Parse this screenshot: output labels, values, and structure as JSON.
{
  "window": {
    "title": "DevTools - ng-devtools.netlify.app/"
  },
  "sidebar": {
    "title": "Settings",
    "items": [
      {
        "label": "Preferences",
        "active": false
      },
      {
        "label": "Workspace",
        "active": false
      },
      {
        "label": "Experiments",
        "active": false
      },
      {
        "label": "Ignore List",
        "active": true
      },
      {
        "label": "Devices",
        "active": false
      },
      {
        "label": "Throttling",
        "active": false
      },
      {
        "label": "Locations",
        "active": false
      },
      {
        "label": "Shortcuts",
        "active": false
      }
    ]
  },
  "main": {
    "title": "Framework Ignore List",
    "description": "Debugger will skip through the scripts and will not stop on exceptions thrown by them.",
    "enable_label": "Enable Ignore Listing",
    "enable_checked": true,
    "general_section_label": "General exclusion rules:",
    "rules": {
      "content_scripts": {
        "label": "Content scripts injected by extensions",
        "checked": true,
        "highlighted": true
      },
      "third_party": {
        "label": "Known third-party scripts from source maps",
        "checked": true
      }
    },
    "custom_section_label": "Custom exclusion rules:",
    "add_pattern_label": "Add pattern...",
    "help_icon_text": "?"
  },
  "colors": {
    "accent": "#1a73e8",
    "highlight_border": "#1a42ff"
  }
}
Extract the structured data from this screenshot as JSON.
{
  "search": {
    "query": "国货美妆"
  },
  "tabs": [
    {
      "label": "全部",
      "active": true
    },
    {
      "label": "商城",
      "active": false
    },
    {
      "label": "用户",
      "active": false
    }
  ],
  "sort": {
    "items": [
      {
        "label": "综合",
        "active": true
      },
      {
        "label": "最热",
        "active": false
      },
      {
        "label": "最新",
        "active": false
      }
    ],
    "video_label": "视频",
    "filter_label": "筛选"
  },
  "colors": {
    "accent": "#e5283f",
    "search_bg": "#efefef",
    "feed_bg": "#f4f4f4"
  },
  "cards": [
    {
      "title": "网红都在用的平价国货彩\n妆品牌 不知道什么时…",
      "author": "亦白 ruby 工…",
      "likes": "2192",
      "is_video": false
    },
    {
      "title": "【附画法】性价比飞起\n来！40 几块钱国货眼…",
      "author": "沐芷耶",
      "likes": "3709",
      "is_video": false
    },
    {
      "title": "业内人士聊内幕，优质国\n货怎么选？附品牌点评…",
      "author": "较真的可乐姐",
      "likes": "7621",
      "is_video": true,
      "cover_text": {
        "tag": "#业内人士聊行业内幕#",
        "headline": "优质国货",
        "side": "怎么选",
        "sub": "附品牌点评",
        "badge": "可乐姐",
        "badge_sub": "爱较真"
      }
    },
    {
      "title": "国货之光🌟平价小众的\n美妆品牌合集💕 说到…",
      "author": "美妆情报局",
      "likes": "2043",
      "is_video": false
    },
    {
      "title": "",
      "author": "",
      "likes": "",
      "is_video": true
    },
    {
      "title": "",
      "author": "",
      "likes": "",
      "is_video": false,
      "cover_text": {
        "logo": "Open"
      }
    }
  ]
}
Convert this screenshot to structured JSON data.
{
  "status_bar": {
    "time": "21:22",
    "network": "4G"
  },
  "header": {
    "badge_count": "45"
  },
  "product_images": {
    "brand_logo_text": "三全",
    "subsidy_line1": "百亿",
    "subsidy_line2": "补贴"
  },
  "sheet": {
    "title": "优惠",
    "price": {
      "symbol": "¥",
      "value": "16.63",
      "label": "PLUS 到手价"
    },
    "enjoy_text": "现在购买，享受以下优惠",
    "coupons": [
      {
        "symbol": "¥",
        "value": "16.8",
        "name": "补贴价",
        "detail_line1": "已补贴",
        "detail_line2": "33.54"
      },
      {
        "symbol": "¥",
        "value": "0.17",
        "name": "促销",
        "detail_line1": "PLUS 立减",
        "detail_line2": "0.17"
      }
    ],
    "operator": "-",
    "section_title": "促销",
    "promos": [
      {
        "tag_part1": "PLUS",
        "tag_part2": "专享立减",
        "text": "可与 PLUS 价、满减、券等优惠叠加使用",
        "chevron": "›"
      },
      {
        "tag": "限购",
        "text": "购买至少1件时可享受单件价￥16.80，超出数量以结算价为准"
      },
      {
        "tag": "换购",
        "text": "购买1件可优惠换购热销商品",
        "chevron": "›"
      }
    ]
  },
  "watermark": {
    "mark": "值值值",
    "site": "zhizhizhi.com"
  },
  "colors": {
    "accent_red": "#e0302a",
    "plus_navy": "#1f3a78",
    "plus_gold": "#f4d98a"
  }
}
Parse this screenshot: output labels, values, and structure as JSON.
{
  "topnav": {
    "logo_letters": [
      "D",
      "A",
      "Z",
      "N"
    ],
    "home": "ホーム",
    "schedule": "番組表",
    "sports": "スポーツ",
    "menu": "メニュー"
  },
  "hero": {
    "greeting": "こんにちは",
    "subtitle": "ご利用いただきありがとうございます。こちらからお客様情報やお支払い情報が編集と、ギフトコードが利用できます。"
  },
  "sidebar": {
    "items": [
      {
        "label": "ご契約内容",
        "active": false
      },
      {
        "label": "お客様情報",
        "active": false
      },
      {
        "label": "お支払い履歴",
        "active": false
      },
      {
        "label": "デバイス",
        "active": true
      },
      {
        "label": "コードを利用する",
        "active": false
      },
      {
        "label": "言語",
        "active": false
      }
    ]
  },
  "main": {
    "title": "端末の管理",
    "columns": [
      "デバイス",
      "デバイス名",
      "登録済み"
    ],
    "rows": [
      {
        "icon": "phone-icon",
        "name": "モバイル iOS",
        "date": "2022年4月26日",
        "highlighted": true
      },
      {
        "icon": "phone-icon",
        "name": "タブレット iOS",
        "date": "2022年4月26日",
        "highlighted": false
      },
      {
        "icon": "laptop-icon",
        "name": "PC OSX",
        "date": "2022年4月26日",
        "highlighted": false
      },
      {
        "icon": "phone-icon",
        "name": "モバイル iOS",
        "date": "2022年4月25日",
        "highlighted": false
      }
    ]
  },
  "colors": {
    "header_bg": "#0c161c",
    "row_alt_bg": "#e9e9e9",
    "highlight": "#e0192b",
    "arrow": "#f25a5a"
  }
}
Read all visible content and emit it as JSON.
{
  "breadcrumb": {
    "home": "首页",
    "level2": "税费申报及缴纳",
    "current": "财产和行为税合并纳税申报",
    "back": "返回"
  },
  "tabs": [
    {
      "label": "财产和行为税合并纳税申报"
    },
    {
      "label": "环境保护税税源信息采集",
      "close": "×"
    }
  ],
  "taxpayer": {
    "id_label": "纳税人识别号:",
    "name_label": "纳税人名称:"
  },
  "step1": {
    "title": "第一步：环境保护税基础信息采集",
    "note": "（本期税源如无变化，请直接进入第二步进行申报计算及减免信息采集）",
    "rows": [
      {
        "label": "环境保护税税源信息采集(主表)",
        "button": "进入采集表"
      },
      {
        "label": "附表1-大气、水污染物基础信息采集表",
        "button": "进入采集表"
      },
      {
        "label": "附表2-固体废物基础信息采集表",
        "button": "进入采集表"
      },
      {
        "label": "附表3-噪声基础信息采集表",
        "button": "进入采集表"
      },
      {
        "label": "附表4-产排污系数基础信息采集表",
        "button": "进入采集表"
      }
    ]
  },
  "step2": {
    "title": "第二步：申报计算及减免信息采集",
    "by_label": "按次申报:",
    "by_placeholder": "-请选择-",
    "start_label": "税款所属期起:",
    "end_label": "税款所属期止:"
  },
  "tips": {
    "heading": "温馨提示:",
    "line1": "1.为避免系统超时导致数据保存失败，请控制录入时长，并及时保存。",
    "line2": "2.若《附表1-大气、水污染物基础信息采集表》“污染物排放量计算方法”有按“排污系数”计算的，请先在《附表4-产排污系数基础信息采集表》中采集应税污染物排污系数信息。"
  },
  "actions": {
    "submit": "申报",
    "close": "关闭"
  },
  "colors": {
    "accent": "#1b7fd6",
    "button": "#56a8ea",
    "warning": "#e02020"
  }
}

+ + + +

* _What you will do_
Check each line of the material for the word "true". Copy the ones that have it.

* _Problem solution_
        "active": true
    "enable_checked": true,
        "checked": true,
        "highlighted": true
        "checked": true
      "active": true
        "active": true
      "is_video": true,
      "is_video": true
        "active": true
        "highlighted": true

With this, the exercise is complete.